RECORDS FOR PROCESSING
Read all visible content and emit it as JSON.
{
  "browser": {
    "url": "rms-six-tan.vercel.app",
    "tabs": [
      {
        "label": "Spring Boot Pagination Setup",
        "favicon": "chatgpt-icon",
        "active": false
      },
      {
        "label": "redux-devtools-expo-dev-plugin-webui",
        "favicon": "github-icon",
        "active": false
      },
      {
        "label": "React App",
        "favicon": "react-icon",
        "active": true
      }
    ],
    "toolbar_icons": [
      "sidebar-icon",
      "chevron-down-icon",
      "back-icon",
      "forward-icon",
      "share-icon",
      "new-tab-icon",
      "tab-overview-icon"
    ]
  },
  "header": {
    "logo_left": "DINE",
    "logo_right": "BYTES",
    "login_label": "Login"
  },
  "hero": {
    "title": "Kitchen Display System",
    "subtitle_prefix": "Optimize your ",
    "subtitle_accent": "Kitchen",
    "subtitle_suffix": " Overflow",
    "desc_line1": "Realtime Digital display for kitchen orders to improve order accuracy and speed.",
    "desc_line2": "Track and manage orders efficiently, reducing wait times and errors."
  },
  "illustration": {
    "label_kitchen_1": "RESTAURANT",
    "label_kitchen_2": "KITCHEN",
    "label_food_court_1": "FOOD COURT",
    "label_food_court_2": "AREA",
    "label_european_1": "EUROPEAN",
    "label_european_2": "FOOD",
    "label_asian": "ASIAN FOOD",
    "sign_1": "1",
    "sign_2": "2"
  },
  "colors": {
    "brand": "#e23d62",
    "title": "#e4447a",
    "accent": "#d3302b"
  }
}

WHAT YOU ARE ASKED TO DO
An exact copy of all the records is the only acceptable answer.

TASK RESULT
Read all visible content and emit it as JSON.
{
  "browser": {
    "url": "rms-six-tan.vercel.app",
    "tabs": [
      {
        "label": "Spring Boot Pagination Setup",
        "favicon": "chatgpt-icon",
        "active": false
      },
      {
        "label": "redux-devtools-expo-dev-plugin-webui",
        "favicon": "github-icon",
        "active": false
      },
      {
        "label": "React App",
        "favicon": "react-icon",
        "active": true
      }
    ],
    "toolbar_icons": [
      "sidebar-icon",
      "chevron-down-icon",
      "back-icon",
      "forward-icon",
      "share-icon",
      "new-tab-icon",
      "tab-overview-icon"
    ]
  },
  "header": {
    "logo_left": "DINE",
    "logo_right": "BYTES",
    "login_label": "Login"
  },
  "hero": {
    "title": "Kitchen Display System",
    "subtitle_prefix": "Optimize your ",
    "subtitle_accent": "Kitchen",
    "subtitle_suffix": " Overflow",
    "desc_line1": "Realtime Digital display for kitchen orders to improve order accuracy and speed.",
    "desc_line2": "Track and manage orders efficiently, reducing wait times and errors."
  },
  "illustration": {
    "label_kitchen_1": "RESTAURANT",
    "label_kitchen_2": "KITCHEN",
    "label_food_court_1": "FOOD COURT",
    "label_food_court_2": "AREA",
    "label_european_1": "EUROPEAN",
    "label_european_2": "FOOD",
    "label_asian": "ASIAN FOOD",
    "sign_1": "1",
    "sign_2": "2"
  },
  "colors": {
    "brand": "#e23d62",
    "title": "#e4447a",
    "accent": "#d3302b"
  }
}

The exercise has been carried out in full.